INSTRUCTIONS TO FOLLOW
Scan the entries below and return each line that contains "КраХАпулька".

EXERCISE MATERIAL

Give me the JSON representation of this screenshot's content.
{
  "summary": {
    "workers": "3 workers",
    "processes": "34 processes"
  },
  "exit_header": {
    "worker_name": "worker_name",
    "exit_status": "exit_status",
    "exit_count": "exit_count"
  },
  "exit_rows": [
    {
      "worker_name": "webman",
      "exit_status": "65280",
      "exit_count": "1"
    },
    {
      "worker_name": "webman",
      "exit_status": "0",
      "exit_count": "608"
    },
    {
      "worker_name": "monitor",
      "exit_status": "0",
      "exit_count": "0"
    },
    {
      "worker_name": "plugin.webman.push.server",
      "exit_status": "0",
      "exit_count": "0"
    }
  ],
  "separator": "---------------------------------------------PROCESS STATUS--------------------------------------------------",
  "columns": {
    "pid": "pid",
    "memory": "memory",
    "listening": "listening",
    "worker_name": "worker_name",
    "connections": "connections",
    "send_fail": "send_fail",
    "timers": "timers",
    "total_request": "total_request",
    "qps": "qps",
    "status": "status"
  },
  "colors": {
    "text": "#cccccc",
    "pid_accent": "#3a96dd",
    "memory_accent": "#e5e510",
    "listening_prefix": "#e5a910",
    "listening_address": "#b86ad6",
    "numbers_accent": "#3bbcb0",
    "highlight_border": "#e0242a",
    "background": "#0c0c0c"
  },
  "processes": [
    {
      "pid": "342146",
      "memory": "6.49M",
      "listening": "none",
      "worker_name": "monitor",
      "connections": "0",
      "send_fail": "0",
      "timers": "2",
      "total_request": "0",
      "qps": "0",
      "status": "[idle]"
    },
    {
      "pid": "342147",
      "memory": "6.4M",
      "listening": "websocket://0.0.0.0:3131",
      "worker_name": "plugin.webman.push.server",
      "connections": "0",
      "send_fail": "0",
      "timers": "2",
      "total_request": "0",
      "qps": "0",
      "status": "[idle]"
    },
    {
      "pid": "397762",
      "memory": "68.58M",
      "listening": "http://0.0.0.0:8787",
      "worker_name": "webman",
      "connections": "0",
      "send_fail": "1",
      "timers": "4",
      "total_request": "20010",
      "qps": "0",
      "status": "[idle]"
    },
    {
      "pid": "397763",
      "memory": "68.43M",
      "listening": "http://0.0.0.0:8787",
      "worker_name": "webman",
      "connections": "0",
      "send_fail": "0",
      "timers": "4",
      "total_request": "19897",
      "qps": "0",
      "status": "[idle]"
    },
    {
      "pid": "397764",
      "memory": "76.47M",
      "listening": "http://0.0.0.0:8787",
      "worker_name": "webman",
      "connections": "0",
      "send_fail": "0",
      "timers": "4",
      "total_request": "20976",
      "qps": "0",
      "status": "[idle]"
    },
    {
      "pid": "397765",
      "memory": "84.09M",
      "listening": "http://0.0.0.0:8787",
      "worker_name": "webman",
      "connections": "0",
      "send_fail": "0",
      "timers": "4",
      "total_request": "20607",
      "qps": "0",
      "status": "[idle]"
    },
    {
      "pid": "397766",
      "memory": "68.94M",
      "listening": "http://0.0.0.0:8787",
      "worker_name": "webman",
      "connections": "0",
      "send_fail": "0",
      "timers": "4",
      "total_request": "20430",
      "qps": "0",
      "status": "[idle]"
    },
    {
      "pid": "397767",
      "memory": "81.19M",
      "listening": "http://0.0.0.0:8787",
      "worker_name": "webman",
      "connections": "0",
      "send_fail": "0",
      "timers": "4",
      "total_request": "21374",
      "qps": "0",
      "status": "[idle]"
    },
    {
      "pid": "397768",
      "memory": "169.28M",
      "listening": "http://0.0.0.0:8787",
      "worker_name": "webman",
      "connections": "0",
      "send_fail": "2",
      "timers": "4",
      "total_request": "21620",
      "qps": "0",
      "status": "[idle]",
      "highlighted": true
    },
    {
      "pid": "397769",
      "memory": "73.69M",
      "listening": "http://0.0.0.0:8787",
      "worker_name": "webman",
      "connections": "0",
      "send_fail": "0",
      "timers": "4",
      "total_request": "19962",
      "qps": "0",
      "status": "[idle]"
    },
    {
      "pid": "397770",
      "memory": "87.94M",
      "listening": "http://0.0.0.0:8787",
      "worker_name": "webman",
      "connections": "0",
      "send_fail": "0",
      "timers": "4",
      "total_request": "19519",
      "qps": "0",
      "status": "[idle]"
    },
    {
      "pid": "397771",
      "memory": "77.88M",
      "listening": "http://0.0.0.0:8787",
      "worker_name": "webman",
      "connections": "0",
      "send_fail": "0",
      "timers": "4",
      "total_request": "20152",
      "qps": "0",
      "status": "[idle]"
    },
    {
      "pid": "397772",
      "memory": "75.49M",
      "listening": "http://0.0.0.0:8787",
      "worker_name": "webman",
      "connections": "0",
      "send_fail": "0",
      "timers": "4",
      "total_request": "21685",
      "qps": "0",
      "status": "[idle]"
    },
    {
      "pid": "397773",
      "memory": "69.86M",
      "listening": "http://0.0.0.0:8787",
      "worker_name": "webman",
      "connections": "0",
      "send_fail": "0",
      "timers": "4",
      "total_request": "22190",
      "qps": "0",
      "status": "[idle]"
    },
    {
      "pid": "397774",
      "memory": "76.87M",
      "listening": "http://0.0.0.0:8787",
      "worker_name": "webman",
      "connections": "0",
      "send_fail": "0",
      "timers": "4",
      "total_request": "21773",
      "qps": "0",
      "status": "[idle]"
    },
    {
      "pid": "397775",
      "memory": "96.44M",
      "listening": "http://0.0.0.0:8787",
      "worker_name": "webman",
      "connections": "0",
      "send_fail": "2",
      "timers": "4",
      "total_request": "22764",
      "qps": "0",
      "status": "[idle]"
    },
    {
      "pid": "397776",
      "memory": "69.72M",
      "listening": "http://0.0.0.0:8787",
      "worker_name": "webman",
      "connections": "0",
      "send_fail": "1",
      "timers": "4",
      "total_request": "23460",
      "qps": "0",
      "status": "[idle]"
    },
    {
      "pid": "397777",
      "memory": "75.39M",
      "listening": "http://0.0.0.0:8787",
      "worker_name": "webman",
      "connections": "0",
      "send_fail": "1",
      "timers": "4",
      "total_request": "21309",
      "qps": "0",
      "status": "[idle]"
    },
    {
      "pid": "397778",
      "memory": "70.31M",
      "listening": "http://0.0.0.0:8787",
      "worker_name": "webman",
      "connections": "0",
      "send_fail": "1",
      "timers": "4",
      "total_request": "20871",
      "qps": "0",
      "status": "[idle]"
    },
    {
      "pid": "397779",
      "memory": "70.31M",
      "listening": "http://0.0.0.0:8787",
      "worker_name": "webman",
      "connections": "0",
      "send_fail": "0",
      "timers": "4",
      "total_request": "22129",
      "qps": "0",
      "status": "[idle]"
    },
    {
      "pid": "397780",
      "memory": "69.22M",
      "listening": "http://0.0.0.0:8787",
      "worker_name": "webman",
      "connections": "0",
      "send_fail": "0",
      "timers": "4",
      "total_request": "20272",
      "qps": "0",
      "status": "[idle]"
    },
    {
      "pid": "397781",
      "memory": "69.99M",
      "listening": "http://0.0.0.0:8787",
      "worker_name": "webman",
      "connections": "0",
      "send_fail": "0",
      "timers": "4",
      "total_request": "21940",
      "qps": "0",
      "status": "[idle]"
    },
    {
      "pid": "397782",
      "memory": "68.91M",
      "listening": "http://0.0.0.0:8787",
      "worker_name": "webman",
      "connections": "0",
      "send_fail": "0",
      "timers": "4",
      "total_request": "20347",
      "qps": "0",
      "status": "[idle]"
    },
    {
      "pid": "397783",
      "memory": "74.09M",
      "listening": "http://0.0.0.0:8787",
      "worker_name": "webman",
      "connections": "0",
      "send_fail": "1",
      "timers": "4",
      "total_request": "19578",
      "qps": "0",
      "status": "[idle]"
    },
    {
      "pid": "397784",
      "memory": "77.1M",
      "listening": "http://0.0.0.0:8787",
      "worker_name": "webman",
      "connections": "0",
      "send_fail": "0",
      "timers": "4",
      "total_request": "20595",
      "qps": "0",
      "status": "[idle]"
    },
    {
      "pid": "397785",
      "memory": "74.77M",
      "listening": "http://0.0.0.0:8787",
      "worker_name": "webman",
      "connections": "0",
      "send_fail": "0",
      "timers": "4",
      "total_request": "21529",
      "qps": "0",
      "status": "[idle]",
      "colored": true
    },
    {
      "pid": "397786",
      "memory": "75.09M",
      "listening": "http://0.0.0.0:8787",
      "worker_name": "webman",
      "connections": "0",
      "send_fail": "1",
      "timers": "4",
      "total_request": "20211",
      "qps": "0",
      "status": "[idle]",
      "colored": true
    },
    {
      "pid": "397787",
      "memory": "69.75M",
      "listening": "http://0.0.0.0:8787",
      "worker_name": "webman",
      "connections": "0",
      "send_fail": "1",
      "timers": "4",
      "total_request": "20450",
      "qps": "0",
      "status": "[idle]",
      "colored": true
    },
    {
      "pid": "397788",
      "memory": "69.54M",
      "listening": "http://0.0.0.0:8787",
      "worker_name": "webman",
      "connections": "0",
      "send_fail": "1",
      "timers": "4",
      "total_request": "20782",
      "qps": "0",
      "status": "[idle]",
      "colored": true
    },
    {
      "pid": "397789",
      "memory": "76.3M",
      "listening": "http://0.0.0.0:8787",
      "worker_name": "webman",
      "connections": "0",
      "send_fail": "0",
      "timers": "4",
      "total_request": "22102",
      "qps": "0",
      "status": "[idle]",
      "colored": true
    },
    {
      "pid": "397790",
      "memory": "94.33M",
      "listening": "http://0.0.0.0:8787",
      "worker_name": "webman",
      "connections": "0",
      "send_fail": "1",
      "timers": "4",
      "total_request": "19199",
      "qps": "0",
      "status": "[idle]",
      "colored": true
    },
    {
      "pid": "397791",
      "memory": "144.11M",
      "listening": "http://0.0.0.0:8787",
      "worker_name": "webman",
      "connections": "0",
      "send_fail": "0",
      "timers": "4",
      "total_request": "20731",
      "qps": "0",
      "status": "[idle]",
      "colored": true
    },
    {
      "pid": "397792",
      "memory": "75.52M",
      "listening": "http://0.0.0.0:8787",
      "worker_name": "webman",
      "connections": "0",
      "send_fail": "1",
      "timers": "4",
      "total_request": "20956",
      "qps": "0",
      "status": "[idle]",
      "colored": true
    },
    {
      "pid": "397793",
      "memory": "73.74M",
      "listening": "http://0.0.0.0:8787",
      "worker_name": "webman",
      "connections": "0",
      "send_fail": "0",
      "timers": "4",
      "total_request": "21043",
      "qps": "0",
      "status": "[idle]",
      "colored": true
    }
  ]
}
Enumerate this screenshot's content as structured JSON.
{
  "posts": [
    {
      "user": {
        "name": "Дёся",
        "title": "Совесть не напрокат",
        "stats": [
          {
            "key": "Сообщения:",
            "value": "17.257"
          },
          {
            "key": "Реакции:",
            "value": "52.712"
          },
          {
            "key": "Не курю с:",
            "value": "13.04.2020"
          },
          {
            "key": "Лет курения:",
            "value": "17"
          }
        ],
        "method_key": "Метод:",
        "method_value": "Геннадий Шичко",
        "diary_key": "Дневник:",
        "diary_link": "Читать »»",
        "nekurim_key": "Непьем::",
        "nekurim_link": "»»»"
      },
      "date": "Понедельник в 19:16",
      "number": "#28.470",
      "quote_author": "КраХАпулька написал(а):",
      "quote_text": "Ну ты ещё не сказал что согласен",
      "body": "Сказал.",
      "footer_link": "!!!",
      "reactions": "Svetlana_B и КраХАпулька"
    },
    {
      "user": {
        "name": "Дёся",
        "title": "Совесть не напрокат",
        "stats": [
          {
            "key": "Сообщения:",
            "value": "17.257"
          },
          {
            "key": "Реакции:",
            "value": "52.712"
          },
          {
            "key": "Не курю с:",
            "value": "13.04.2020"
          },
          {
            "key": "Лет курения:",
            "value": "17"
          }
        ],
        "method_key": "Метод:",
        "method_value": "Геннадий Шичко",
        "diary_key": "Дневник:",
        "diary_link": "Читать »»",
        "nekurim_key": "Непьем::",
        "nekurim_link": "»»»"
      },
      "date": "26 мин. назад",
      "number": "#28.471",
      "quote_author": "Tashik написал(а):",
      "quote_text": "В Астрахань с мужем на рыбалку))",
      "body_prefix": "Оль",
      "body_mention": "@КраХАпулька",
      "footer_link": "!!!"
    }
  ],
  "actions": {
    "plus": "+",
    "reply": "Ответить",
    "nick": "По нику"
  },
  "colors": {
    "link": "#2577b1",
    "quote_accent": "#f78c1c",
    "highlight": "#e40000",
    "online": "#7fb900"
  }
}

EXERCISE OUTPUT
      "quote_author": "КраХАпулька написал(а):",
      "reactions": "Svetlana_B и КраХАпулька"
      "body_mention": "@КраХАпулька",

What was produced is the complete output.